While the competition was intense and both X-35 and X-32 met or exceeded all requirements, Boeing’s X-32 had major drawbacks that were not familiarized with the X-35:
-The X-32 could not perform short takeoffs, unlike the X-35 (in the STOVL variant), which could use its lift fan to shorten the needed runway’s length.
-Vertical landing also proved to be an obstacle for the X-32, when it was found that during the landing hot air circulated from the exhaust back to the main engine, causing it to overheat and weakening the thrust, thus risking a crash. The X-35 avoided the “engine choke” problem by a coincidence-the airflow released by the lift fan prevents the exhaust’s hot gases from reaching the inlets, thus creating an “invisible wall” that separates between the airplane’s outtakes and intakes.
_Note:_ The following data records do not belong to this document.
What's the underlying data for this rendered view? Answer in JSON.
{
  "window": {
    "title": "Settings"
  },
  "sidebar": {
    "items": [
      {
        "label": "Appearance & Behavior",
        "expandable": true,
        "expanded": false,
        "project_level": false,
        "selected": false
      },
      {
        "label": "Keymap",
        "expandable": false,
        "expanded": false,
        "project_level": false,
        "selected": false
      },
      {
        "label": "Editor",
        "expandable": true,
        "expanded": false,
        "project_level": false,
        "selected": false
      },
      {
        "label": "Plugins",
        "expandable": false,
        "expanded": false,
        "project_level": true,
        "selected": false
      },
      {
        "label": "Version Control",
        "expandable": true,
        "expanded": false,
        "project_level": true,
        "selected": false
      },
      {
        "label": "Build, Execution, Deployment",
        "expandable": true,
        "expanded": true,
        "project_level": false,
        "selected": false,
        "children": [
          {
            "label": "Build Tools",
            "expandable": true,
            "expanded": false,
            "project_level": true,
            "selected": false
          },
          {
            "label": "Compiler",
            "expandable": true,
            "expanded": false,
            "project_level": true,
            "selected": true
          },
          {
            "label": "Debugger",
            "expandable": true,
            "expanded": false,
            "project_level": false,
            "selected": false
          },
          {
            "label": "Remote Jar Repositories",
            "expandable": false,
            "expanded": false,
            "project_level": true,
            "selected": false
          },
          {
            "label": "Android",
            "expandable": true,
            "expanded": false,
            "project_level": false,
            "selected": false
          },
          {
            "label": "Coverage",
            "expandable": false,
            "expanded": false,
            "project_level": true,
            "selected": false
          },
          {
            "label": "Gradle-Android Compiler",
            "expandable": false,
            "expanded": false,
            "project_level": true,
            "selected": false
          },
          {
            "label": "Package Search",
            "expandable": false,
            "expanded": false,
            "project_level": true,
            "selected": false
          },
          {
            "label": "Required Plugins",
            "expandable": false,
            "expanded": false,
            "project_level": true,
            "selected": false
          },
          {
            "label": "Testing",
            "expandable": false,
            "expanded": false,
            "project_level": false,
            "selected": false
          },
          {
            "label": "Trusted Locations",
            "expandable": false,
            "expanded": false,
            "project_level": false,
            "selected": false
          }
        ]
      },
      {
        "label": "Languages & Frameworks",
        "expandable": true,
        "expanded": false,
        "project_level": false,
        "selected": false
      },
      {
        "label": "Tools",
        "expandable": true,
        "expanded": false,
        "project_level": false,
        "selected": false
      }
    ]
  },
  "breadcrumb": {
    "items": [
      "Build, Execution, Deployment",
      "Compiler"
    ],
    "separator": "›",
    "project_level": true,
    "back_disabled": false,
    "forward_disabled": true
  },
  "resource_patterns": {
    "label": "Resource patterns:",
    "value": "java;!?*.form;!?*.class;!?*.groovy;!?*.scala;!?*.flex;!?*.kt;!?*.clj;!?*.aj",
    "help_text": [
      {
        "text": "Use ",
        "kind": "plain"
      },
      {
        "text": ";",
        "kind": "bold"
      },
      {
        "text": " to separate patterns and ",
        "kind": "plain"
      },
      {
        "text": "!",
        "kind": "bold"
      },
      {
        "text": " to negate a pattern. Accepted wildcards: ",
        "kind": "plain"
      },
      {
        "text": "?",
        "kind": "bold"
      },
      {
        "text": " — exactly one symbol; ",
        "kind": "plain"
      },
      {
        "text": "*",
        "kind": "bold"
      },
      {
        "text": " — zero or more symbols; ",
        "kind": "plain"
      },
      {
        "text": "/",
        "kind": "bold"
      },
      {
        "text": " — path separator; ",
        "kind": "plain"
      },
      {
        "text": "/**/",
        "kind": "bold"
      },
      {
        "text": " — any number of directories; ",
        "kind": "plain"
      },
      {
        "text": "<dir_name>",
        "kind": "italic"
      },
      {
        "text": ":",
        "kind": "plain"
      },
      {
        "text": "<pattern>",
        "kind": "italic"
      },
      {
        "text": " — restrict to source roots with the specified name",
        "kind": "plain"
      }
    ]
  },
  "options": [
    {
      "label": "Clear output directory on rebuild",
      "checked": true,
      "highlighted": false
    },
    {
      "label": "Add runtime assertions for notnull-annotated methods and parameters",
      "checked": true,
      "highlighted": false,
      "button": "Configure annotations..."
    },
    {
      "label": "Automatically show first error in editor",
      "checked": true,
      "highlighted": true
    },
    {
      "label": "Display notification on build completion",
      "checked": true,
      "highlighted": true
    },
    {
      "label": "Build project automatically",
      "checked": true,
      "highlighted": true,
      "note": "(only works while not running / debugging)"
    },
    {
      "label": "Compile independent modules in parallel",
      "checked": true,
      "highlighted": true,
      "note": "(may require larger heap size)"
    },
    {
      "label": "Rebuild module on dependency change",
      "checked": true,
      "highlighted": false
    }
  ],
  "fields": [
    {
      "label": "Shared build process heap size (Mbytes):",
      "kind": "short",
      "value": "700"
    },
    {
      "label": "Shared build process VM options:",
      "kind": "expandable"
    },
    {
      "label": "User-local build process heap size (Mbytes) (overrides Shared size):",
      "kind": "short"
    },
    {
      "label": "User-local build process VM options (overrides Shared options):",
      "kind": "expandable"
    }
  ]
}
-Also, the X-35’s lift fan lightens the burden put on the engine during vertical landings, and thus preserves its lifespan- unlike the X-32…
-Furthermore, the X-32’s delta wings did not fit naval service, and although Boeing came up with a new and more agile prototype design, there was no time to change it.
-Lastly, the X-32’s (ugly) design was never tested before, and could show new and unexpected problems.
On 26 October 2001 the contract and money (18.9 billion dollars) for System Development and Demonstration (SDD) were awarded to Lockheed Martin, whose X-35 proved itself better than Boeing’s X-32 by outperforming it consistently.
Naming the new airplane was not an obvious task- the main argument was whether to call it F-24, as the next aircraft entering United States’ service (after the YF-23) or F-35, which fits its earlier title “X-35”. After many discussions, it was officially named F-35. The F-35 was named “Lightning ll” in order to honor Lockheed Martin’s World War II-era twin-prop P-38 Lightning. Because the F-35 has 3 different variants, the name “Lightning ll” might not serve all F-35s. That name was dumped before, when it was given to the F-22 for the same reason, and changed later to “Raptor”.
The F-35’s shape reminds Lockheed’s earlier made F-22, although it is smaller and has only one engine. Its capabilities are second only to those of the F-22 Raptor, and as mentioned before, they include a short takeoff and vertical landing abilities thanks to its lift fan and thrust vectoring nozzle. The lift fan also grants the F-35 a larger payload capacity, which enables the F-35 to carry much more weapons-even more than the F-22! It also reduces the damage dealt by the aircraft’s hot exhaust to runways/aircraft carrier decks during vertical takeoffs/landings by cooling it with its own cold air flow. However, it often proves to be unnecessary and add extra weight during conventional takeoffs/landings, or while performing horizontal flights.
The USAF has conducted an analysis of the F-35's air-to-air performance against all 4th generation fighter aircraft currently available, and has found the F-35 to be at least four times more effective. It is expected to be mass produced with about 5000 airplanes manufactured through 2040 as a worldwide leading airplane. Future plans of creating self-flying aircraft using artificial high-intelligent computers instead of pilots suggest that the F-35 might be the last manufactured manned fighter.